Stephen Losey is the air warfare reporter for Defense News. He previously covered leadership and personnel issues at Air Force Times, and the Pentagon, special operations and air warfare at Military.com. He has traveled to the Middle East to cover U.S. Air Force operations.
National Harbor, Md. — The Air Force is planning a second round of initiatives to improve the diversity of the service's ranks, Secretary Deborah Lee James said Monday at the Air Force Association's Air Space Cyber conference.
In March 2015, James announced a sweeping set of nine programs that aimed to improve the opportunities for women and minorities in the Air Force. Those initiatives included waiving height restrictions for pilots, increasing the pool of female officer applicants, allowing airmen to take time off to start a family or go back to school, and extending the post-pregnancy deployment deferment from six months to a full year.
But the Air Force needs to do more to make sure it's attracting the top talent from all communities, James said in her keynote address at the conference here.

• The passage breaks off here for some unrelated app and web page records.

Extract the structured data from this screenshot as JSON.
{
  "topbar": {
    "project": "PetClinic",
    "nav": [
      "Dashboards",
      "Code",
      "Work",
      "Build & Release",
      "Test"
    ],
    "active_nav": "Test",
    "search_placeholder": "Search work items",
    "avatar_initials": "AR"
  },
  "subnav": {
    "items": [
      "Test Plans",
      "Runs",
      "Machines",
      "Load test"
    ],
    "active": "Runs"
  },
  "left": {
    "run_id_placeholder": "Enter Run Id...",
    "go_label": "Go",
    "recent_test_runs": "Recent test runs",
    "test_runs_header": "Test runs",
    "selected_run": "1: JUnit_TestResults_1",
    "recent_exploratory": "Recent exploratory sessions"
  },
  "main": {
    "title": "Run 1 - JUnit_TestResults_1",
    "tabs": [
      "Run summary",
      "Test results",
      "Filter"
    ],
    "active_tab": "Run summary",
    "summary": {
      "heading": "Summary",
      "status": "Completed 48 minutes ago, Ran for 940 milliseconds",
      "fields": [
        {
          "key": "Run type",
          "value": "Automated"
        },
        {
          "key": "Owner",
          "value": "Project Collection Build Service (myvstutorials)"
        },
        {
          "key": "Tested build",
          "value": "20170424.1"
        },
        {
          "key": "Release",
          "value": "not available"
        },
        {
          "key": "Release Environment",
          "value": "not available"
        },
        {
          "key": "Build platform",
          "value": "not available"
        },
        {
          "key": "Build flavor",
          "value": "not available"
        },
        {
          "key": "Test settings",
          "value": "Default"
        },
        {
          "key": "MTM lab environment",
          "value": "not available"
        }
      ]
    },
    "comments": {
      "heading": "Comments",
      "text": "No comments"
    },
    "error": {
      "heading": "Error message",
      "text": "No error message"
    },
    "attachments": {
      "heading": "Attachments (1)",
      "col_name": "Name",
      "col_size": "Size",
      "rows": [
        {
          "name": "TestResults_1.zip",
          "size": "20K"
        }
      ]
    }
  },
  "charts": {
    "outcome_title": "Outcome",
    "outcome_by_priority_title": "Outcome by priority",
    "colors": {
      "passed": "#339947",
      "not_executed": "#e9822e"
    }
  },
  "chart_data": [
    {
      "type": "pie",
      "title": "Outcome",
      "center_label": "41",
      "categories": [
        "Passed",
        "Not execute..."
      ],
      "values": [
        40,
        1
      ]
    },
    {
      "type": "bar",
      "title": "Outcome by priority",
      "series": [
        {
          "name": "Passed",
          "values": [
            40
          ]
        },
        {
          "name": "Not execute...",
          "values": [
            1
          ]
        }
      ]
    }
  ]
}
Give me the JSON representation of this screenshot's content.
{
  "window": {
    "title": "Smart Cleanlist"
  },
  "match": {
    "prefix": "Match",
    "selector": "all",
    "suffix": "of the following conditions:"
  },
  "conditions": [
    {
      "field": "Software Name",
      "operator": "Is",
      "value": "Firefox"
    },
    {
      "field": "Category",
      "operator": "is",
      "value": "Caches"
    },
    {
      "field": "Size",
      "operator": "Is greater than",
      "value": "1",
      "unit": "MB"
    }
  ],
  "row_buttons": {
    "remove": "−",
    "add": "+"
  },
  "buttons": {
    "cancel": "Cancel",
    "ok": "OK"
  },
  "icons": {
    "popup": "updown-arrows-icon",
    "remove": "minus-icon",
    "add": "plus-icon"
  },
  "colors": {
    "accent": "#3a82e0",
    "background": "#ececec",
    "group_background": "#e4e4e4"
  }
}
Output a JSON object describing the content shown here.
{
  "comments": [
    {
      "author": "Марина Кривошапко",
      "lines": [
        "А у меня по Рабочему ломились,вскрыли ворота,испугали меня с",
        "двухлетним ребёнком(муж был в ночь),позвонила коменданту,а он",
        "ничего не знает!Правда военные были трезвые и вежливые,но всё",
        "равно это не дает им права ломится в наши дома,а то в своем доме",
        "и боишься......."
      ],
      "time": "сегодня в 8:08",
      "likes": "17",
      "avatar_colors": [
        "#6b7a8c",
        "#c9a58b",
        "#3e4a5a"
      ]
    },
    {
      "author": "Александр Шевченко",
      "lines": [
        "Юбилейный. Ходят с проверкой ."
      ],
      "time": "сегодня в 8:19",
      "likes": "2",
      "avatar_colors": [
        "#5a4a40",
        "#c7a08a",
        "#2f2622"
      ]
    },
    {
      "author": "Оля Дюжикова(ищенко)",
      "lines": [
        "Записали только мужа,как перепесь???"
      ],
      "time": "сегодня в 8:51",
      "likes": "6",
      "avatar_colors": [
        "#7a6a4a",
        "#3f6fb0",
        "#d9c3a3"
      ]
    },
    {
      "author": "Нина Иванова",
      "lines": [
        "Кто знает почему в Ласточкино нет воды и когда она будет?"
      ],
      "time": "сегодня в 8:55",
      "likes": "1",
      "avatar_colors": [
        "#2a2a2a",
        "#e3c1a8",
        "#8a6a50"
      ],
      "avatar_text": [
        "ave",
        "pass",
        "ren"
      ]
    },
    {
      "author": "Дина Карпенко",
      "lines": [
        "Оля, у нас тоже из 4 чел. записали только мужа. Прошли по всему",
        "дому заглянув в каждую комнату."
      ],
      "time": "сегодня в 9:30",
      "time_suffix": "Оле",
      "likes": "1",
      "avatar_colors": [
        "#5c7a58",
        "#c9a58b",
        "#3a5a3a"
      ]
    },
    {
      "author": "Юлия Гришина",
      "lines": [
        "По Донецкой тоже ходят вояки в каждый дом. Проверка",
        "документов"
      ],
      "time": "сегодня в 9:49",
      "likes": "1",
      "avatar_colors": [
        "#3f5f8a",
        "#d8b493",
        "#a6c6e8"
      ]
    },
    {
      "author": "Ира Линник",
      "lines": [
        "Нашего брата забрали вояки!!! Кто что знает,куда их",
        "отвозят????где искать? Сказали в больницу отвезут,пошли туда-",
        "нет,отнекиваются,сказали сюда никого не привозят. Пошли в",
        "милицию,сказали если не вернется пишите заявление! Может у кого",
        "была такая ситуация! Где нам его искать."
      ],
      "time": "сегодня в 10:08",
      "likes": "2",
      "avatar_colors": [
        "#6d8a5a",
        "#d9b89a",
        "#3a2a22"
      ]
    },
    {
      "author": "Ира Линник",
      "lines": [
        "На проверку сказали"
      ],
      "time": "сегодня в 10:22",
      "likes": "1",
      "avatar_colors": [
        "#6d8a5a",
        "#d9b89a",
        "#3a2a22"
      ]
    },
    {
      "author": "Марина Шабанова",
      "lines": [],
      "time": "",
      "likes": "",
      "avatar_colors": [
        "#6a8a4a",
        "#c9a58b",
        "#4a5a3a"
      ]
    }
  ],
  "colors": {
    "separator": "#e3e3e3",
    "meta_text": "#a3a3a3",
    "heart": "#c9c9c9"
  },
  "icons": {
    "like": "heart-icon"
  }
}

"Make no mistake, we are in a battle for talent," James said, as she explained why diversity programs are important. "It's about recruiting and developing and retaining the best among them. It's about the quality of their experience in the Air Force. And for me, at least, it's also been about paying special attention to certain communities that have required some special attention."
James did not say when she and Chief of Staff Gen. David Goldfein are likely to announce these new initiatives, but said they are coming soon.
In her keynote address, James also described how her thinking about Air Force staffing levels has evolved and changed over the past three years of her tenure. When she became secretary in December 2013, she said, the fiscal 2015 budget proposal — which called for personnel cuts — was largely finished and ready to go to Congress.
Those staffing cuts — which James cast as the conclusion of a nearly quarter-century drawdown that began after the Soviet Union's collapse — were driven by the expected conclusions of the wars in Iraq and Afghanistan, as well as a budget crunch.
"As a new secretary, all of this seemed to make pretty good sense to me — at least it made pretty good sense on paper," James said. "However, as I started to travel, mostly in the spring of 2014 and beyond, I began to see that some of these Powerpoint presentations that we were receiving in Washington, they just didn't seem to be adding up anymore."
In her travels and conversations with rank-and-file airmen, James said it became apparent that the Air Force was short everywhere, and airmen were feeling significant strain.
Those conversations — combined with a changing geopolitical situation caused by Russia's invasion of Crimea, the Islamic State's rise in the Middle East, and the ongoing conflict in Afghanistan, among other developments — led James to rethink the Air Force's manpower assumptions by the late summer of 2014. At that point, James said, the Air Force began working on getting funding into the fiscal 2016 budget to rebuild the force.
As a result, James said, the Air Force's end strength will rise from about 311,000 to 317,000 by the end of fiscal 2016, and more growth will follow in years to come.